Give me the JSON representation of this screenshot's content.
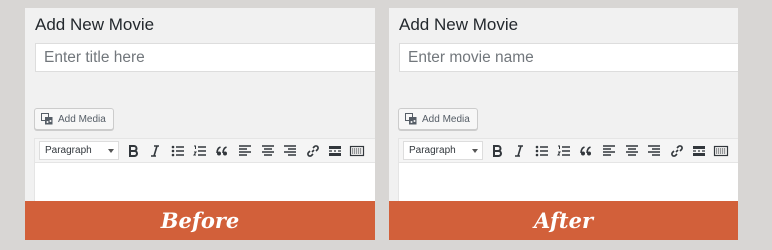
{
  "panels": {
    "before": {
      "heading": "Add New Movie",
      "title_placeholder": "Enter title here",
      "add_media_label": "Add Media",
      "format_value": "Paragraph",
      "banner": "Before"
    },
    "after": {
      "heading": "Add New Movie",
      "title_placeholder": "Enter movie name",
      "add_media_label": "Add Media",
      "format_value": "Paragraph",
      "banner": "After"
    }
  },
  "toolbar_icons": [
    "bold-icon",
    "italic-icon",
    "bulleted-list-icon",
    "numbered-list-icon",
    "blockquote-icon",
    "align-left-icon",
    "align-center-icon",
    "align-right-icon",
    "link-icon",
    "read-more-icon",
    "toolbar-toggle-icon"
  ],
  "colors": {
    "banner": "#d2603a",
    "page_background": "#d8d6d4",
    "panel_background": "#f1f1f1"
  }
}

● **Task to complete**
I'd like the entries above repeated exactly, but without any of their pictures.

● **Worked solution**
Give me the JSON representation of this screenshot's content.
{
  "panels": {
    "before": {
      "heading": "Add New Movie",
      "title_placeholder": "Enter title here",
      "add_media_label": "Add Media",
      "format_value": "Paragraph",
      "banner": "Before"
    },
    "after": {
      "heading": "Add New Movie",
      "title_placeholder": "Enter movie name",
      "add_media_label": "Add Media",
      "format_value": "Paragraph",
      "banner": "After"
    }
  },
  "toolbar_icons": [
    "bold-icon",
    "italic-icon",
    "bulleted-list-icon",
    "numbered-list-icon",
    "blockquote-icon",
    "align-left-icon",
    "align-center-icon",
    "align-right-icon",
    "link-icon",
    "read-more-icon",
    "toolbar-toggle-icon"
  ],
  "colors": {
    "banner": "#d2603a",
    "page_background": "#d8d6d4",
    "panel_background": "#f1f1f1"
  }
}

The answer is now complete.